The practice of yoga has been proven to have positive effects on reducing insomnia. Studies have also shown its effects on reducing climacteric symptoms. To date, however, no studies that evaluate the effects of yoga on postmenopausal women with a diagnosis of insomnia in a randomized clinical trial have been conducted. The aim of this study was to evaluate the effect of yoga practice on the physical and mental health and climacteric symptoms of postmenopausal women with a diagnosis of insomnia.
Postmenopausal women not undergoing hormone therapy, who were 50 to 65 years old, who had an apnea-hypopnea index less than 15, and who had a diagnosis of insomnia were randomly assigned to one of three groups, as follows: control, passive stretching, and yoga. Questionnaires were administered before and 4 months after the intervention to evaluate quality of life, anxiety and depression symptoms, climacteric symptoms, insomnia severity, daytime sleepiness, and stress. The volunteers also underwent polysomnography. The study lasted 4 months.

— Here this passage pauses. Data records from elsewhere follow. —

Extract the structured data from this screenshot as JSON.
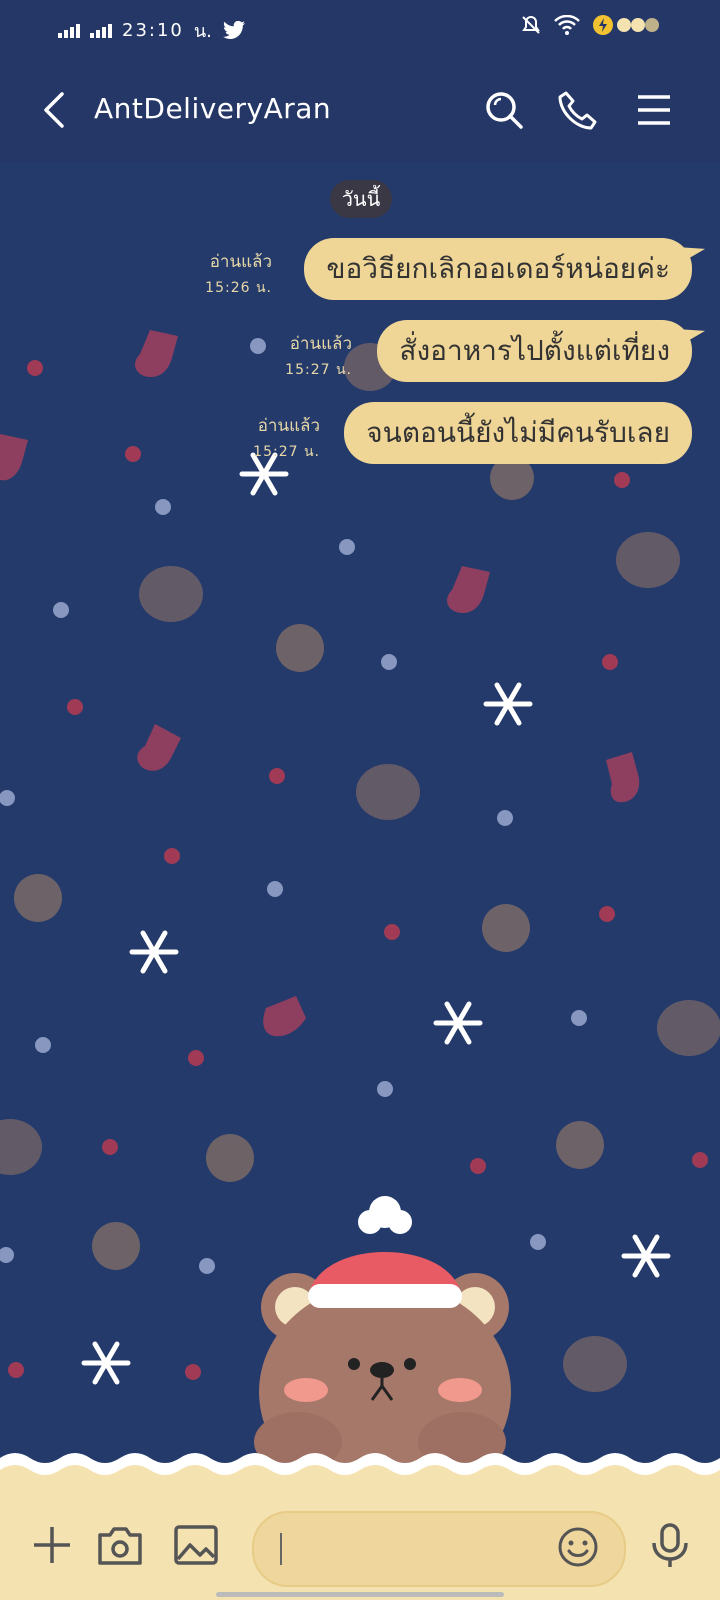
{
  "status_bar": {
    "time": "23:10",
    "time_suffix": "น.",
    "notification_icons": [
      "twitter-icon"
    ],
    "right_icons": [
      "mute-bell-icon",
      "wifi-icon",
      "battery-charging-icon"
    ]
  },
  "header": {
    "title": "AntDeliveryAran",
    "actions": [
      "search-icon",
      "phone-icon",
      "menu-icon"
    ]
  },
  "chat": {
    "date_label": "วันนี้",
    "messages": [
      {
        "text": "ขอวิธียกเลิกออเดอร์หน่อยค่ะ",
        "status": "อ่านแล้ว",
        "time": "15:26 น.",
        "tail": true
      },
      {
        "text": "สั่งอาหารไปตั้งแต่เที่ยง",
        "status": "อ่านแล้ว",
        "time": "15:27 น.",
        "tail": true
      },
      {
        "text": "จนตอนนี้ยังไม่มีคนรับเลย",
        "status": "อ่านแล้ว",
        "time": "15:27 น.",
        "tail": false
      }
    ]
  },
  "composer": {
    "left_icons": [
      "plus-icon",
      "camera-icon",
      "image-icon"
    ],
    "input_value": "",
    "right_icons": [
      "emoji-icon",
      "microphone-icon"
    ]
  },
  "theme": {
    "background": "#243a6b",
    "bubble": "#efd596",
    "composer": "#f4e2b1"
  }
}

There were 44 volunteers at the end of the study. When compared with the control group, the yoga group had significantly lower posttreatment scores for climacteric symptoms and insomnia severity and higher scores for quality of life and resistance phase of stress. The reduction in insomnia severity in the yoga group was significantly higher than that in the control and passive-stretching groups.
This study showed that a specific sequence of yoga might be effective in reducing insomnia and menopausal symptoms as well as improving quality of life in postmenopausal women with insomnia.
This randomized controlled study showed that a specific sequence of yoga might be effective in reducing insomnia and menopausal symptoms as well as improving quality of life in postmenopausal women with insomnia.
From the 1Departamento de Psicobiologia, Universidade Federal de São Paulo; 2Departamento de Ginecologia, Universidade Federal de São Paulo; 3Núcleo de Estudos em Saúde Coletiva e da Família, Universidade Nove de Julho; and 4International Yoga Teachers Association, Sao Paulo, SP, Brazil.
Received February 16, 2011; revised and accepted June 2, 2011.
Funding/support: This work was supported by Associação Fundo de Incentivo à Psicofarmacologia, Fundação de Amparo à Pesquisa do Estado de São Paulo (FAPESP), FAPESP/Centros de Pesquisa, Inovação e Difusão (98/143030-3 to S.T.), and Conselho Nacional de Desenvolvimento Científico e Tecnológico.
Financial disclosure/conflicts of interest: The authors declare no conflicts of interest, with the exception of Dinah Rodrigues, who developed the sequence of yoga exercises evaluated in this study and teaches it to woman in menopause.
Address correspondence to: Helena Hachul, MD, PhD, Rua Napoleão de Barros, 925 CEP 04024-002, Sao Paulo, SP, Brazil. E-mail: firstname.lastname@example.org; email@example.com